§ 42. Mrs. Castle
asked the Secretary of State for the Colonies on what date Mr. Richmond, former district officer in the Government service in Kenya, was employed by the Aberdare County Council, Kenya; and in what capacity.
§ Mrs. Castle
Is not this an absolutely incredible piece of information? Is not the Colonial Secretary shocked, as I am, to learn this, which no doubt took place without his knowledge? Is it not a fact that it was owing to his influence that Mr. Richmond was sacked from the Government service because of his unhappy connections with the case of Kamau Gichina, an African flogged to death in his area? Is it not a fact that Mr. Richmond was accused of obstructing justice and the investigations of the police and helping criminals in connection with the police inquiries? Will the right hon. Gentleman have this matter considered?
§ Mr. Lennox-Boyd
I think that the hon. Lady should get the constitutional responsibility for these posts and appointments more clear. The post of African Affairs Officer under the Aberdare County Council was created with the approval of the Kenya Government, but the appointment of Mr. Richmond to that post was a matter for the council and not for me or the Kenya Government.
Having regard to the latter part of the hon. Lady's question, I would say that I made it quite clear in the House at the time that I thought that the activities of certain people in Kenya under discussion at that time were regrettable, but in fairness to Mr. Richmond, it should be made clear once more that he was not himself involved in the brutal treatment of Africans and his offence was limited to what was described as a misguided effort to avoid incriminating other officers. Personally speaking, I am glad that he has now been given another chance in life.
§ Mrs. Castle
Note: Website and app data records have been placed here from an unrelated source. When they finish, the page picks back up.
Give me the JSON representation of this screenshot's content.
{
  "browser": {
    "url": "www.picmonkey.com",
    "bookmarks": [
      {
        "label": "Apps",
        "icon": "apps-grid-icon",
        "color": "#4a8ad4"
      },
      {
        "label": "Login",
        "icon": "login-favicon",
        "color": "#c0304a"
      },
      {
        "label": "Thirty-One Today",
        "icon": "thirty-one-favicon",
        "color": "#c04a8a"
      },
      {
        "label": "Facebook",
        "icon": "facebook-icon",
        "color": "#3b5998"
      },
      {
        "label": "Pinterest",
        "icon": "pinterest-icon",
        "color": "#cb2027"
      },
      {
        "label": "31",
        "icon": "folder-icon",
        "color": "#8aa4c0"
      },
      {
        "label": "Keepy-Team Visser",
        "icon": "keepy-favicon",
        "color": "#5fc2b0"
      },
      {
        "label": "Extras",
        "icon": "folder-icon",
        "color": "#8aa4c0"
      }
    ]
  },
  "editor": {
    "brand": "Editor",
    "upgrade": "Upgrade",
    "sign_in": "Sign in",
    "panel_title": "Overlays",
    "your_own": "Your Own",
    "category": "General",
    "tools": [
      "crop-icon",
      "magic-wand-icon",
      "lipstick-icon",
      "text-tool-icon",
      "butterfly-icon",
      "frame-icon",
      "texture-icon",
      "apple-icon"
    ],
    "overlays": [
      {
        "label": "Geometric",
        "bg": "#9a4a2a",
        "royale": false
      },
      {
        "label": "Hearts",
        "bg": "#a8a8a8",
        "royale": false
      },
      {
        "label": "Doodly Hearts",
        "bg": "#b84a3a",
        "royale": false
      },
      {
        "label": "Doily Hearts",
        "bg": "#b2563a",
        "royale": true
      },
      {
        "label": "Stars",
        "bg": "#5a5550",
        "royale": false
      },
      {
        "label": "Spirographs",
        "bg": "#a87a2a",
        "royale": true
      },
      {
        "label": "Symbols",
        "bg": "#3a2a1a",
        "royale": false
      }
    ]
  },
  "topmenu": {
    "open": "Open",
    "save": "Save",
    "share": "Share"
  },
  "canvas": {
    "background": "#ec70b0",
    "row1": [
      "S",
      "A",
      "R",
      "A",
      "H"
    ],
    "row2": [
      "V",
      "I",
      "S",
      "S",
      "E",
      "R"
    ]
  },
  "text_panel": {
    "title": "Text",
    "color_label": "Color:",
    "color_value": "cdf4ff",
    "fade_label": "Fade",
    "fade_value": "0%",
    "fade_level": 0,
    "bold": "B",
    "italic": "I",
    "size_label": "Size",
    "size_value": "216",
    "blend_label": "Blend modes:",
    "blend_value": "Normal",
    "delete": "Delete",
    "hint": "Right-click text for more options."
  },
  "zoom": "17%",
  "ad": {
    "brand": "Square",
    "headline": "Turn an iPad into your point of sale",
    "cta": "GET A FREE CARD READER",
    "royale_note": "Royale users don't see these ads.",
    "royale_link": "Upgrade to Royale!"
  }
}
Is it not a fact that the court records of this case in the Supreme Court, which I have read word by word, show that Mr. Richmond's complicity was much greater than that, that he deliberately misled the doctor who gave the medical evidence and that the magistrate criticised him in court, and will he not take this matter up with the Kenya Government?
§ Mr. H. Fraser
On a point of order. Is it not dangerous that the hon. Lady 1918 and others should use the House of Commons for character assassination which they would not dare to repeat outside?